__EXERCISE__:
From the data below, return all lines holding the string "name".

- Opening Delimiter -

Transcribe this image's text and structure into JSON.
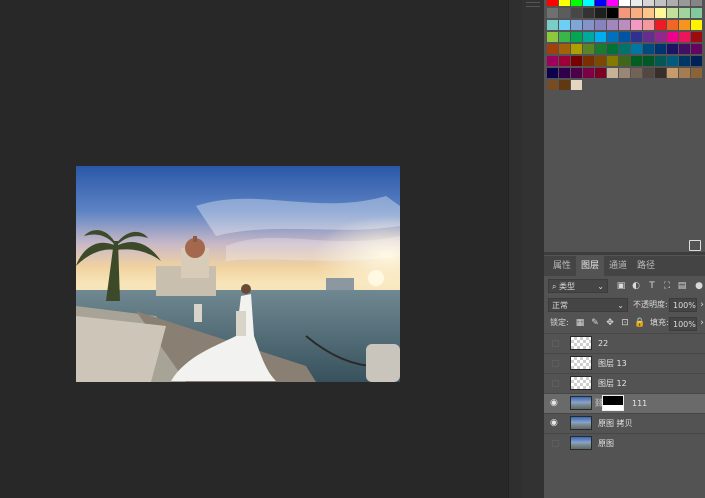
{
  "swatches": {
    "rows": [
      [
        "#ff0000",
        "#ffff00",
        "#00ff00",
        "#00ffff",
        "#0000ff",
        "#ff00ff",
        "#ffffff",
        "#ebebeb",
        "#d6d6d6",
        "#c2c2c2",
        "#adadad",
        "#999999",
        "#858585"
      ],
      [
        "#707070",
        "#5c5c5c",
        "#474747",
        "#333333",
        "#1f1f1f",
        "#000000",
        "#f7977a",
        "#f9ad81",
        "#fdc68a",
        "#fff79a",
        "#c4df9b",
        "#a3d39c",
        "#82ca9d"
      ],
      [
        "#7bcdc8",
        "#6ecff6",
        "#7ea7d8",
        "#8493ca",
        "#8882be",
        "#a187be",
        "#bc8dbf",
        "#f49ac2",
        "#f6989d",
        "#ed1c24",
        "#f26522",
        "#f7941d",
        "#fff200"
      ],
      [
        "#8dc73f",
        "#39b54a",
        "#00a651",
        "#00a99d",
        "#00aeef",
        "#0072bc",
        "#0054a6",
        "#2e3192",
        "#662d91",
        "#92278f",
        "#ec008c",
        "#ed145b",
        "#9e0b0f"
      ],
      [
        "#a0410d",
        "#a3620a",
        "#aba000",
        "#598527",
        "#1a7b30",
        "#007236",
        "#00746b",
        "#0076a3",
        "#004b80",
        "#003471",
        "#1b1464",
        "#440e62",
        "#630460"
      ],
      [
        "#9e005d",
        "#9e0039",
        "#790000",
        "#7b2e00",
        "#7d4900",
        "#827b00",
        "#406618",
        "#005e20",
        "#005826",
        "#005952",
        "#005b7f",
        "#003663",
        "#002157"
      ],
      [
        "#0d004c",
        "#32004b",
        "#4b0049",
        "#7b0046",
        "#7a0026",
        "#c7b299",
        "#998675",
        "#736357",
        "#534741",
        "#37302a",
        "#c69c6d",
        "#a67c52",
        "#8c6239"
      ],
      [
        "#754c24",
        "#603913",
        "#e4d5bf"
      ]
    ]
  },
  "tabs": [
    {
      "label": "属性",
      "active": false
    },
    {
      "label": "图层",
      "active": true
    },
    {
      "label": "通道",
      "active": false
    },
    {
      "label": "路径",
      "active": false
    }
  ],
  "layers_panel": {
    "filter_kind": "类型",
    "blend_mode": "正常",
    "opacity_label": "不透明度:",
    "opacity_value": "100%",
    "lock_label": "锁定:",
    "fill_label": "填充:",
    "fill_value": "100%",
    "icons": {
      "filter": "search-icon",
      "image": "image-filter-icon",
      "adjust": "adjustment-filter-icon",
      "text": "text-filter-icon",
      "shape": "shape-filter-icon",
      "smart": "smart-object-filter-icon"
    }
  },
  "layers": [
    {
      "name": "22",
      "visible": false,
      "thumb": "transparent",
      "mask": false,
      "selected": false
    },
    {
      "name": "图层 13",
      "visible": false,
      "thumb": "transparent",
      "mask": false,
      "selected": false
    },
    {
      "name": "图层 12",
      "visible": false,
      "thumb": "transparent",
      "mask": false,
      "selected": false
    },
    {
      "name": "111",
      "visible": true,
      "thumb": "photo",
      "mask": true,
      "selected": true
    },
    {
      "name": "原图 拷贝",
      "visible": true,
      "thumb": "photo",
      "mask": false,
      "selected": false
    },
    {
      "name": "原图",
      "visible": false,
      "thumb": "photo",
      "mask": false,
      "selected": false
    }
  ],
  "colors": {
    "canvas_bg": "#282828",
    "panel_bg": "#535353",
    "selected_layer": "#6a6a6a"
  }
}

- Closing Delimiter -

__PROBLEM SOLUTION__:
      "name": "22",
      "name": "图层 13",
      "name": "图层 12",
      "name": "111",
      "name": "原图 拷贝",
      "name": "原图",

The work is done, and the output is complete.